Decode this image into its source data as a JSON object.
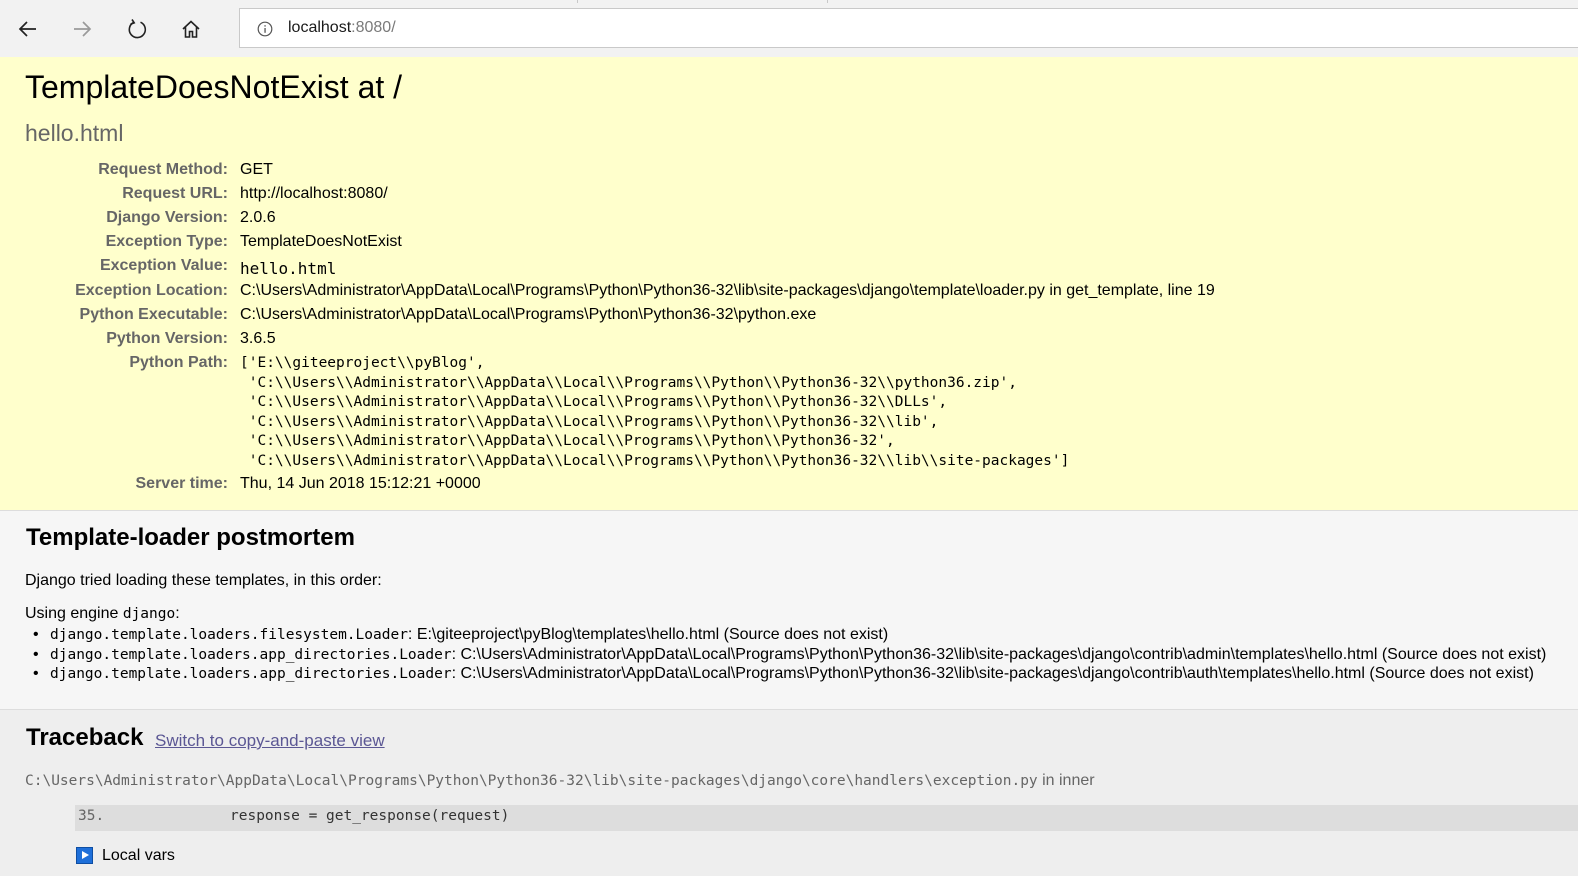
{
  "browser": {
    "url_host": "localhost",
    "url_rest": ":8080/"
  },
  "summary": {
    "title": "TemplateDoesNotExist at /",
    "exception_value": "hello.html",
    "rows": [
      {
        "key": "Request Method:",
        "value": "GET"
      },
      {
        "key": "Request URL:",
        "value": "http://localhost:8080/"
      },
      {
        "key": "Django Version:",
        "value": "2.0.6"
      },
      {
        "key": "Exception Type:",
        "value": "TemplateDoesNotExist"
      },
      {
        "key": "Exception Value:",
        "value": "hello.html"
      },
      {
        "key": "Exception Location:",
        "value": "C:\\Users\\Administrator\\AppData\\Local\\Programs\\Python\\Python36-32\\lib\\site-packages\\django\\template\\loader.py in get_template, line 19"
      },
      {
        "key": "Python Executable:",
        "value": "C:\\Users\\Administrator\\AppData\\Local\\Programs\\Python\\Python36-32\\python.exe"
      },
      {
        "key": "Python Version:",
        "value": "3.6.5"
      },
      {
        "key": "Python Path:",
        "value": ""
      },
      {
        "key": "Server time:",
        "value": "Thu, 14 Jun 2018 15:12:21 +0000"
      }
    ],
    "python_path": [
      "['E:\\\\giteeproject\\\\pyBlog',",
      " 'C:\\\\Users\\\\Administrator\\\\AppData\\\\Local\\\\Programs\\\\Python\\\\Python36-32\\\\python36.zip',",
      " 'C:\\\\Users\\\\Administrator\\\\AppData\\\\Local\\\\Programs\\\\Python\\\\Python36-32\\\\DLLs',",
      " 'C:\\\\Users\\\\Administrator\\\\AppData\\\\Local\\\\Programs\\\\Python\\\\Python36-32\\\\lib',",
      " 'C:\\\\Users\\\\Administrator\\\\AppData\\\\Local\\\\Programs\\\\Python\\\\Python36-32',",
      " 'C:\\\\Users\\\\Administrator\\\\AppData\\\\Local\\\\Programs\\\\Python\\\\Python36-32\\\\lib\\\\site-packages']"
    ]
  },
  "postmortem": {
    "title": "Template-loader postmortem",
    "intro": "Django tried loading these templates, in this order:",
    "engine_prefix": "Using engine ",
    "engine_name": "django",
    "engine_suffix": ":",
    "items": [
      {
        "loader": "django.template.loaders.filesystem.Loader",
        "detail": ": E:\\giteeproject\\pyBlog\\templates\\hello.html (Source does not exist)"
      },
      {
        "loader": "django.template.loaders.app_directories.Loader",
        "detail": ": C:\\Users\\Administrator\\AppData\\Local\\Programs\\Python\\Python36-32\\lib\\site-packages\\django\\contrib\\admin\\templates\\hello.html (Source does not exist)"
      },
      {
        "loader": "django.template.loaders.app_directories.Loader",
        "detail": ": C:\\Users\\Administrator\\AppData\\Local\\Programs\\Python\\Python36-32\\lib\\site-packages\\django\\contrib\\auth\\templates\\hello.html (Source does not exist)"
      }
    ]
  },
  "traceback": {
    "title": "Traceback",
    "switch_link": "Switch to copy-and-paste view",
    "frame_path": "C:\\Users\\Administrator\\AppData\\Local\\Programs\\Python\\Python36-32\\lib\\site-packages\\django\\core\\handlers\\exception.py",
    "frame_in": " in ",
    "frame_func": "inner",
    "line_no": "35.",
    "line_code": "response = get_response(request)",
    "local_vars": "Local vars"
  }
}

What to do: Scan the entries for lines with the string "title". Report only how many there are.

Solution to this exercise: 3